(b) unsurprised. people are always hiring administrative assistant that they want to do it with.
(c) jealous. why doesn't anyone hire me for my cleavage?
(d) enlightened. why haven't I thought of using my body to achieve the goals I set for myself?

5. If you answered (d), then you share something in common with Hofstra faculty member (humanities, art history, and fine arts department) and blogger for the Chronicle of Higher Education's Brainstorm (opinion is what other people call that section). Her take on the article follows:

On how the above photograph indisputably proves that Tiffany Block was hired for her body:

Uh, anybody ever heard about how a picture tells a thousand words? Forget reading the article. Instead, click “Enlarge”* on the Times’ photograph of Ms. Block -- who is facing us -- sitting across from Mr. Kelsey, whom we see only from the back.

Does anyone need to have me point out the obvious? That’s a spicy bit of cleavage peaking up above what looks like a nice tight black Lycra top—the kind that clings to the chest the way Cling Wrap hugs a cheese ball. Note the body language (being female, I hereby assert my expertise in interpreting females). Ms. Block is leaning ever so slightly forward toward Mr. Kelsey, smiling a big, feisty, all-American smile. And why not?
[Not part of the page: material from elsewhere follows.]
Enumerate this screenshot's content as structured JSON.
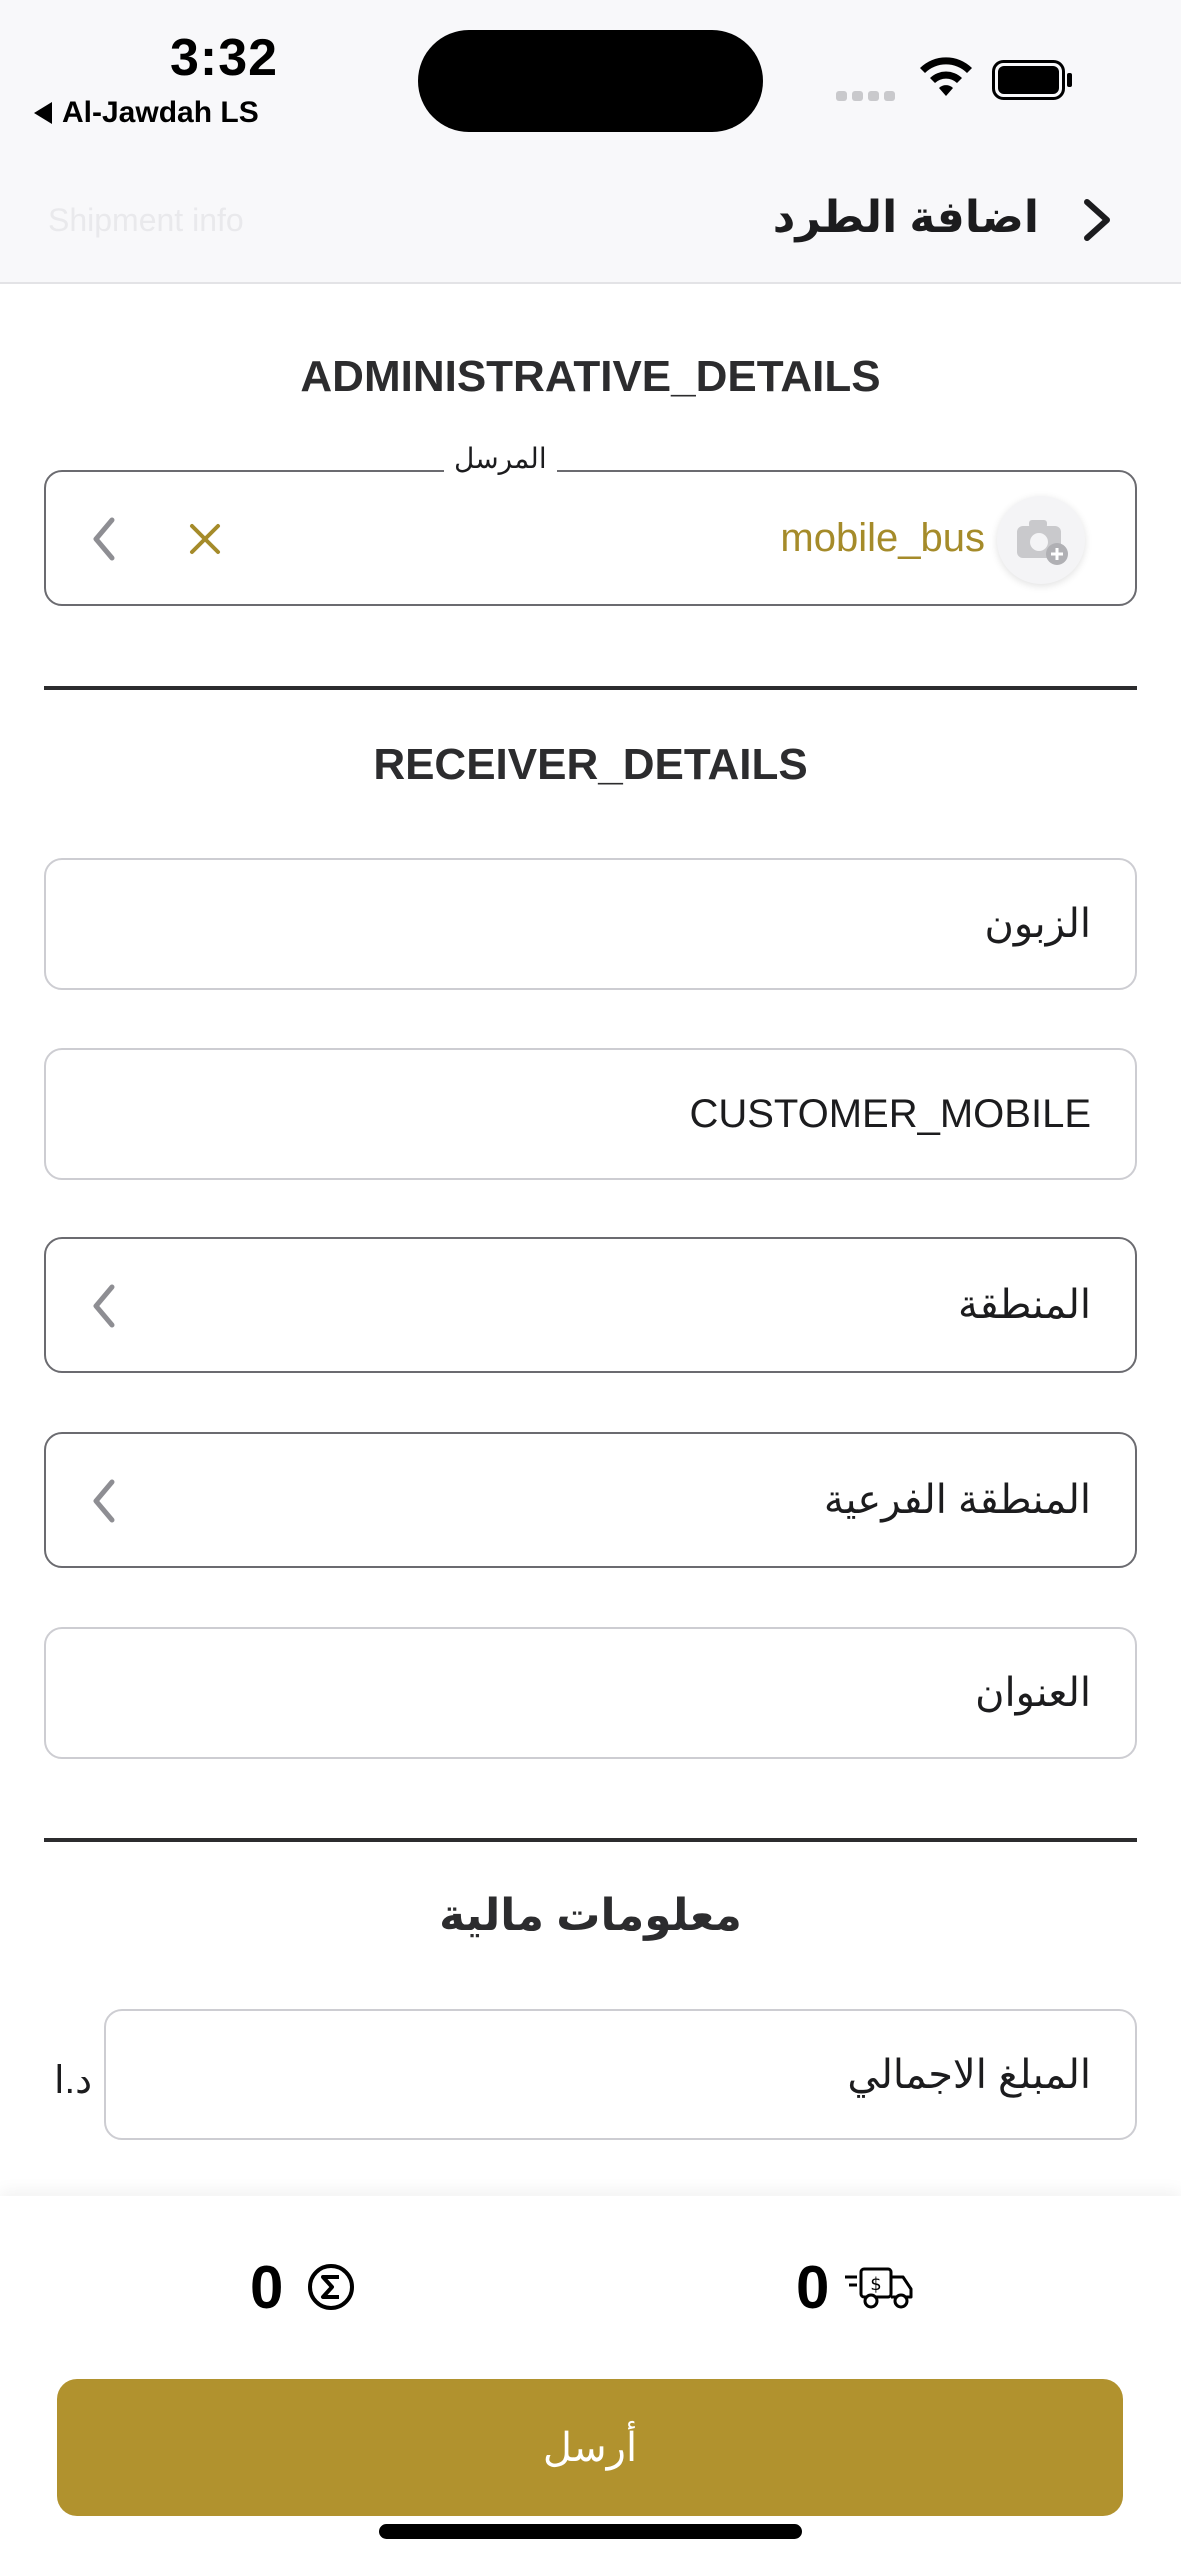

She got the job. Not for Mr. Kelsey any of those lumpy-looking men in the other picture (to see what I mean by this, click on “Enlarge” for the second Times picture accompanying the article).

*nice pun, Laurie. that'll make your thoughts seem more right.

On all the people Chris Kelsey did not feel like hiring because they were less hott:

Really, when all is said and done, would Mr. Kelsey prefer to work with a guy looking like one of the lumpy-looking males shown in the second picture in the Times article or with Ms. Block?* How about Mr. Kelsey and some middle-aged woman wearing a blouse with a neckline as tall as the Sears Tower, or a young man struggling with a bit of acne, or a stutter? How about a black guy, who seems a bit shy? Or an older man -- you know, a guy in his thirties -- who never took care of that crooked, slightly brown tooth?

*none of the captions indicate that this picture is of other candidates. in fact, this is probably a picture of some of the constituencies Ms. Block will serve in her work. anyone who looked at the second picture can see that it's likely to be a "Ms. Block: on the job!" photo.

On the lesson Laurie Fendrich learned:

Today, of course, the fashion for young women is to display lots of cleavage, in all sorts of places where it seems -- at least to women like me -- that the display of cleavage doesn’t belong. Cleavage shows up at the bank, or the doctor’s office. It’s all over college and university campuses -- especially come springtime. One should never get one’s knickers in a bundle. Breasts are breasts, after all, and half the species possess them. Besides, it’s no more than a matter of fashion (in Jane Austen’s day, women practically presented their breasts on platters).

One could readily dismiss everything I’m saying as the rantings of a modern prude (which I happily admit I am). But heck, who better than a prude like me to remind other prudes that they’d do well to lower their necklines if they really want employment.

Congratulations to Ms. Block on her new job.

I know. I've quoted almost the whole silly piece. But here's a link in case you want the full text of this crazy lady describing body parts as weapons in the feminine arsenal ("gotta get my lipstick and my machete, boys. tonight's gonna be tough.")

1 comment:

klooky said...

"the chronicle of higher bullshit" is clearly the best thing ever written here. well done, carrie.

also, laurie fendrich: be less ridiculous.